"It's up to the CASA to make sure that the child is getting what they're entitled to," he said. "My goal is to ensure that everyone in this child's life is contributing to their welfare."
The CASA volunteers work with a child until their case is resolved or until they "age out" of the program. The majority of foster children are able to find a safe and permanent home through adoption before they reach the age of 21. Most current foster children are in their early teens.
"If they are in a family, they will be better off," Daddio said. "We want a decent educational and support system for them."
While volunteers don't have to be parents, it helps that they know how to tend to the needs of the young.
Teresa Fernandez has plenty of experience in that area.

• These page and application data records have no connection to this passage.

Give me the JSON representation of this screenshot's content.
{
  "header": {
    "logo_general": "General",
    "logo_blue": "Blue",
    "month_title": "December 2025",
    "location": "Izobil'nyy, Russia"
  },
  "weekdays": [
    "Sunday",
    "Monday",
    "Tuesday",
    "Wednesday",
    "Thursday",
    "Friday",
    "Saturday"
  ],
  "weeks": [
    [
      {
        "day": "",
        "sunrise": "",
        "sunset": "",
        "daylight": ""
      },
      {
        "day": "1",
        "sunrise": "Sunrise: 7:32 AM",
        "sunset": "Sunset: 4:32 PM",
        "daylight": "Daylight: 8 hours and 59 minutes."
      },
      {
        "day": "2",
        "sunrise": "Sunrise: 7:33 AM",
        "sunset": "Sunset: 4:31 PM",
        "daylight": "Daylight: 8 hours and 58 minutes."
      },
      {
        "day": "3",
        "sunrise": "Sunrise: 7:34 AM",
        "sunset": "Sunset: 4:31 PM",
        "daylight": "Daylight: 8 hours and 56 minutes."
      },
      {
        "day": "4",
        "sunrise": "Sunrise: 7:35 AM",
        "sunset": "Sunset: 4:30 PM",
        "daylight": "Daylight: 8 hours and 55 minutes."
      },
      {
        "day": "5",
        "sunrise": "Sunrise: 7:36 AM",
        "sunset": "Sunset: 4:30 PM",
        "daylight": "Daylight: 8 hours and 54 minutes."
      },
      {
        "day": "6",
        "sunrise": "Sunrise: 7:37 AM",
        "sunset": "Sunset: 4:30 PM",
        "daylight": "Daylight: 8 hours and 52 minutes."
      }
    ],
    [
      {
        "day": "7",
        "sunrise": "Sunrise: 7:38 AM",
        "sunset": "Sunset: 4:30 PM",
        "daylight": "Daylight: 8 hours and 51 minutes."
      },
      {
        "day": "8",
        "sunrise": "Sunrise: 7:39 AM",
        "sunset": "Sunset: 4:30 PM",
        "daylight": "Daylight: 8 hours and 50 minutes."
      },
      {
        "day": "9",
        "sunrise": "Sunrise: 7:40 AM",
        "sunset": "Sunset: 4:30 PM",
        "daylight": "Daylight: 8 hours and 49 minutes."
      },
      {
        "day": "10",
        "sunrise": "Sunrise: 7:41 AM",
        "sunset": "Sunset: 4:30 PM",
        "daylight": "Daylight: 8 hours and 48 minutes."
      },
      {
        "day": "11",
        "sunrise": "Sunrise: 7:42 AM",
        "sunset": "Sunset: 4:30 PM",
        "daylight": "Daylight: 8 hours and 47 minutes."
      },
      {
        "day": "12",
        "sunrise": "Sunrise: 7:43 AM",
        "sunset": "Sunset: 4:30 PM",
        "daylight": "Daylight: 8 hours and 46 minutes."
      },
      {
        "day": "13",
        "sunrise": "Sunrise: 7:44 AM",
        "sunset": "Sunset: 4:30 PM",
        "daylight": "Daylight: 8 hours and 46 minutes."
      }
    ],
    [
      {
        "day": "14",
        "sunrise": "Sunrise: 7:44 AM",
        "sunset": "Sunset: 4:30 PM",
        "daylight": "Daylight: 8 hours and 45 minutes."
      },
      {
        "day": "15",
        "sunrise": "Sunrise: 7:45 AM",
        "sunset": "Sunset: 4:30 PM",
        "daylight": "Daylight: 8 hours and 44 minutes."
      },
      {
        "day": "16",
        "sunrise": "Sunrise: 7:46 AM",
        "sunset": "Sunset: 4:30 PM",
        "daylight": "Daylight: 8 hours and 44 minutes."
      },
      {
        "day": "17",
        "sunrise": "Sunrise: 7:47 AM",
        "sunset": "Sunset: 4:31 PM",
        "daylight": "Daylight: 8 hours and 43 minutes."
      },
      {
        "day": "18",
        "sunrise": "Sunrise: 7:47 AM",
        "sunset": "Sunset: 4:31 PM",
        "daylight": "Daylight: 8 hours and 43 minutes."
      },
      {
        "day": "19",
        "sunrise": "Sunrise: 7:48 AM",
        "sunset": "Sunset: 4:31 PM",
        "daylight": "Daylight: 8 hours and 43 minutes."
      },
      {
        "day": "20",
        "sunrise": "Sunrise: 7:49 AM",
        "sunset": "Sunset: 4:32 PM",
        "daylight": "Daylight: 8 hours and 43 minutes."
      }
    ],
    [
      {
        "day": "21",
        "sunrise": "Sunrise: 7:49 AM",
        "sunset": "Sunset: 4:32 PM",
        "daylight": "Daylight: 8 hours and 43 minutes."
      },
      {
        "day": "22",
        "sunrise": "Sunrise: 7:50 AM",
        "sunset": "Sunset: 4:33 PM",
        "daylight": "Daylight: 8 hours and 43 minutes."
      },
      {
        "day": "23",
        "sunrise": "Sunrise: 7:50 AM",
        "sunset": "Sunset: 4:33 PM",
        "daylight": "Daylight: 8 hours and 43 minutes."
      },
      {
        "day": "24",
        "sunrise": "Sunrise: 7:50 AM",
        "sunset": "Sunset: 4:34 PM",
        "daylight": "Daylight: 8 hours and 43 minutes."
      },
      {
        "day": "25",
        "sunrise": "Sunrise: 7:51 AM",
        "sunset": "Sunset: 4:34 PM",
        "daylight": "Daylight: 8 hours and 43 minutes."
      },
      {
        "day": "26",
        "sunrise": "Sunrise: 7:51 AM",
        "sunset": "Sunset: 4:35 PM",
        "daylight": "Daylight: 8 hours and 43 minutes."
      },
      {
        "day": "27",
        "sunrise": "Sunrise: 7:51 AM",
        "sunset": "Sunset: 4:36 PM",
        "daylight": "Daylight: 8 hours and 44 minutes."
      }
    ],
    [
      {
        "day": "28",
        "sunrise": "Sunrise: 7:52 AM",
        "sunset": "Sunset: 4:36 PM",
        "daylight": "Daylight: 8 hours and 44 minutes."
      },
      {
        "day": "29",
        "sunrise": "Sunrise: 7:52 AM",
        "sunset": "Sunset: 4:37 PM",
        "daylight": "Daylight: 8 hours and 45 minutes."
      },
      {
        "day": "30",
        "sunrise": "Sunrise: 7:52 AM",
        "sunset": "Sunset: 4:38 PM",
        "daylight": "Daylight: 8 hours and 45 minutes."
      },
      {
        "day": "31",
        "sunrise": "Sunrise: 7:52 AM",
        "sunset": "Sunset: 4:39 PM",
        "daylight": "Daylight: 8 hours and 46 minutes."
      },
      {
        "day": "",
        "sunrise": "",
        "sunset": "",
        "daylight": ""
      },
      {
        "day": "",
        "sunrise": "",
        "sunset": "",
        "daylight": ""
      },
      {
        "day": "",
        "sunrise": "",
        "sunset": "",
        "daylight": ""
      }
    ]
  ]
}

The Perry Hall resident raised her five children, then added five more youngsters to her family when she became a child sponsor for Compassion International.
She has traveled to El Salvador, Tanzania and the Philippines to meet three of her children, and hopes to visit the others in the Dominican Republic and Colombia.
"I wanted to help children in the United States by becoming a CASA," Fernandez said. "A lot of these children live in poverty and are abused. I want to let them know that they can go on and do something positive with their lives. "
Fernandez believes that foster children need attention and love. That drove her to make an impact.
"Sometimes when you say the right thing at the right moment, it gives them the encouragement that they need," she said. "Kids remember things you say, and carry it with them for a long time."
Each of the new advocates had different reactions during the training and swearing-in ceremony. Kirby was "ready to roll," while Valeri was nervous.
"We all want to succeed for the child," Valeri said. "When I started the training, I thought there would be more mentoring. But you are advocating for the kids, and really getting to know their parents, their foster family, social workers, and teachers. We thoroughly research their situations and write reports before the court proceedings."
Fernandez, the only one of the three to receive her child's case file at the training, had a stronger reaction.
"After the supervisor showed me the file, I sat down and cried," she said. "Then, I prayed. It's a great opportunity to put this child first."
To learn more about becoming a CASA volunteer, call 410-828-0515 or go to http://www.casabaltco.org.